He then stepped up to say that the United States Constitution itself gives citizens the right to shoot socialists or detain and put them in jail. His response was to label them enemies of the free state and proceed to change the subject. When asked to clarify in a later interview he did as most politicians do and put out his opinion with little to no backing or evidence, and according to the the Billings Gazette, he was unable to point out where in the Constitution it says socialists could be treated in such ways.
Naturally, his own party distanced themselves from his comments and condemned them. Luckily for all of the socialists in Montana, the Constitution doesn’t support his idea, nor does it give the rights he claimed it does. Personally, the idea of a politician who doesn’t know the Constitution to the point that he thinks it’s OK to shoot someone for their political philosophy scares me more than a socialist.
One of the nicer parts about living in America is the right to freedom of speech and the freedom to believe in whichever political ideology one chooses. That said, socialism is definitely coming to the forefront in today’s society with big figures like Bernie Sanders branding himself as a democratic socialist. Yet, as always, America’s scrutiny lies on the surface: a better investigation may not be how many socialists there are in America and how to get rid of them but rather why the ideology has gained so much traction.
Generation Z is one group often associated with socialism and its ideals, and instead of lamenting the “misguided youth,” it would be better to figure out why faith in the capitalist system has been lost. With the consistently rising prices of everything from food and housing to college and the alarmingly slow adjustment of minimum wages, it becomes crystal clear as to why so many young people are taking up the ideals of socialism.

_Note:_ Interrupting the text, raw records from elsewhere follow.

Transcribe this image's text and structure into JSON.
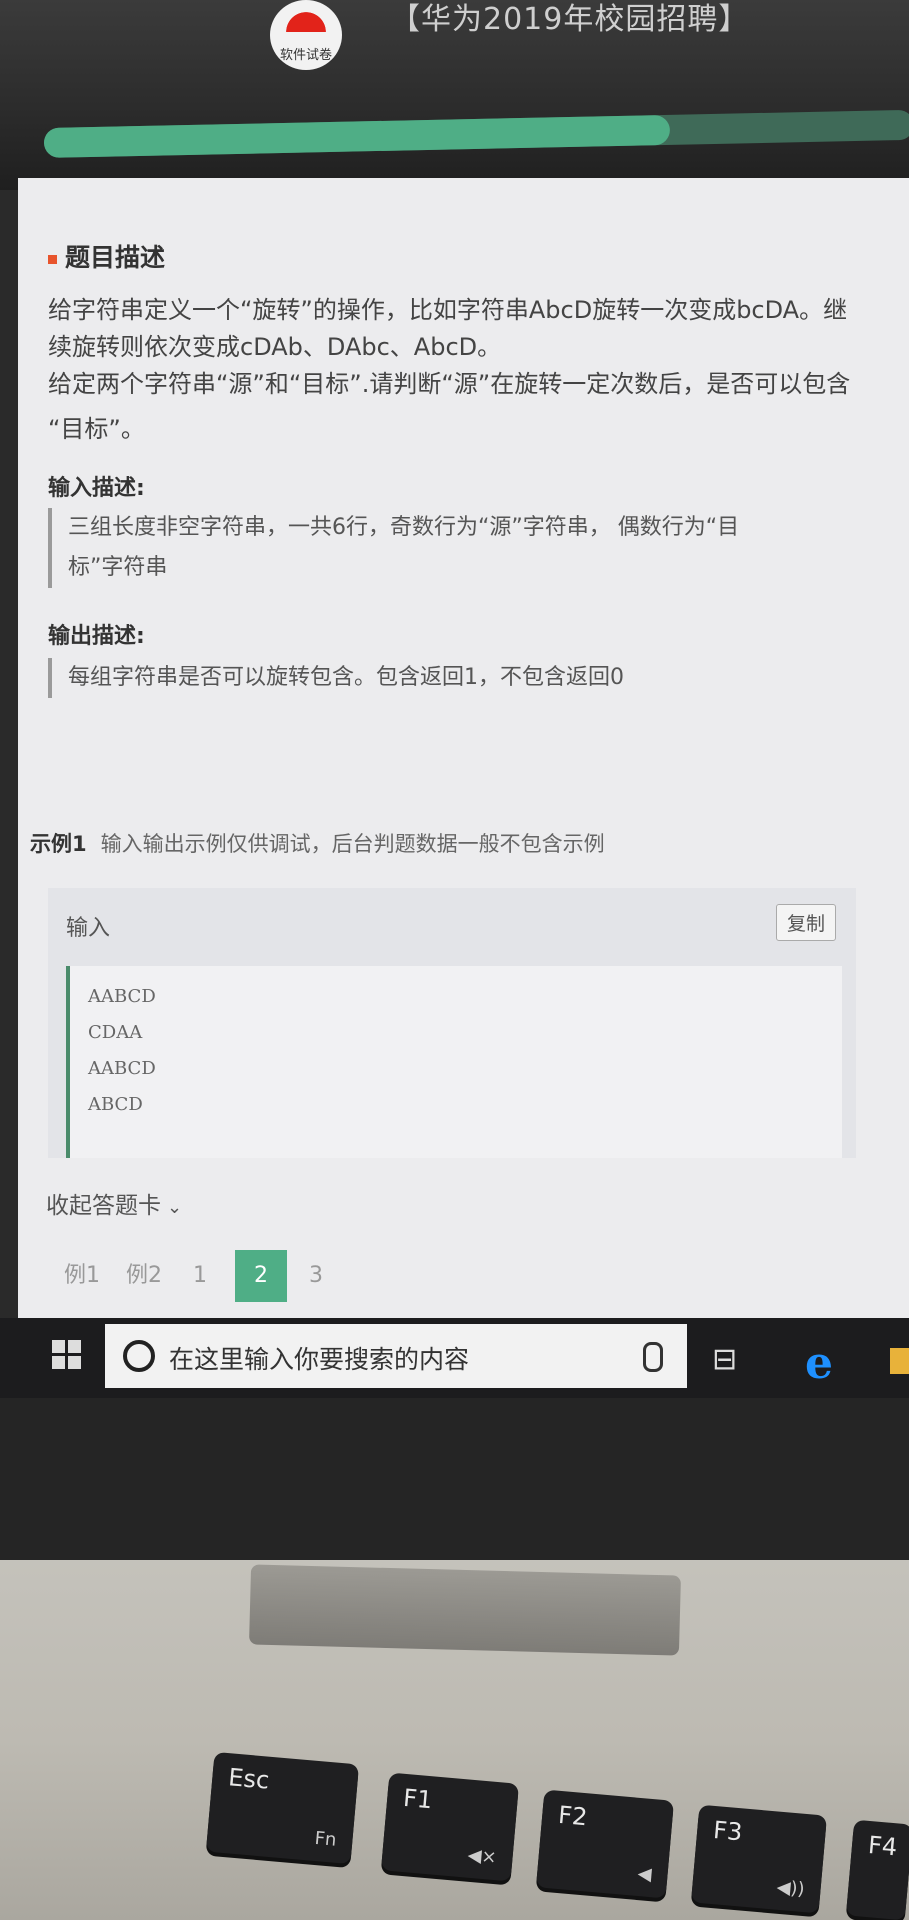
{
  "header": {
    "logo_text": "软件试卷",
    "title": "【华为2019年校园招聘】",
    "progress_fraction": 0.72
  },
  "problem": {
    "heading": "题目描述",
    "description_lines": [
      "给字符串定义一个“旋转”的操作，比如字符串AbcD旋转一次变成bcDA。继",
      "续旋转则依次变成cDAb、DAbc、AbcD。",
      "给定两个字符串“源”和“目标”.请判断“源”在旋转一定次数后，是否可以包含",
      "“目标”。"
    ],
    "input_heading": "输入描述:",
    "input_lines": [
      "三组长度非空字符串，一共6行，奇数行为“源”字符串， 偶数行为“目",
      "标”字符串"
    ],
    "output_heading": "输出描述:",
    "output_text": "每组字符串是否可以旋转包含。包含返回1，不包含返回0"
  },
  "example": {
    "title": "示例1",
    "note": "输入输出示例仅供调试，后台判题数据一般不包含示例",
    "input_label": "输入",
    "copy_label": "复制",
    "input_lines": [
      "AABCD",
      "CDAA",
      "AABCD",
      "ABCD"
    ]
  },
  "answer_card": {
    "fold_label": "收起答题卡",
    "chevron_icon": "chevron-down-icon",
    "items": [
      "例1",
      "例2",
      "1",
      "2",
      "3"
    ],
    "active_index": 3
  },
  "taskbar": {
    "search_placeholder": "在这里输入你要搜索的内容",
    "icons": [
      "windows-start-icon",
      "cortana-circle-icon",
      "microphone-icon",
      "task-view-icon",
      "edge-icon",
      "file-explorer-icon"
    ]
  },
  "keyboard": {
    "keys": [
      {
        "label": "Esc",
        "sub": "Fn"
      },
      {
        "label": "F1",
        "sub": "◀×"
      },
      {
        "label": "F2",
        "sub": "◀"
      },
      {
        "label": "F3",
        "sub": "◀))"
      },
      {
        "label": "F4",
        "sub": ""
      }
    ]
  },
  "colors": {
    "accent_green": "#4fae86",
    "heading_mark": "#e8542c",
    "header_bg": "#2b2b2b"
  }
}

The extreme concentration of wealth in today’s world leaves many feeling helpless, distraught and forgotten, which is exactly when socialism and other similar concepts have managed to seem attractive to many in the past. No political and economic system is without flaws, and naturally that applies to capitalism, but when the ones controlling the system are the ones making the policies, you end up with a system that never changes to accommodate the less fortunate.
A little human empathy goes a long way, and the misguided idea that socialists can be shot seems like a hard backstep from empathy. It has become quite clear that America desperately needs to break the cycle of back and forth extremism dominating today’s political climate. Otherwise we might just end up with a bunch of teenagers dying in the streets, shot by socialist-hating patriots for believing they deserve to not go into despair-inducing amounts of debt to merely get a college education.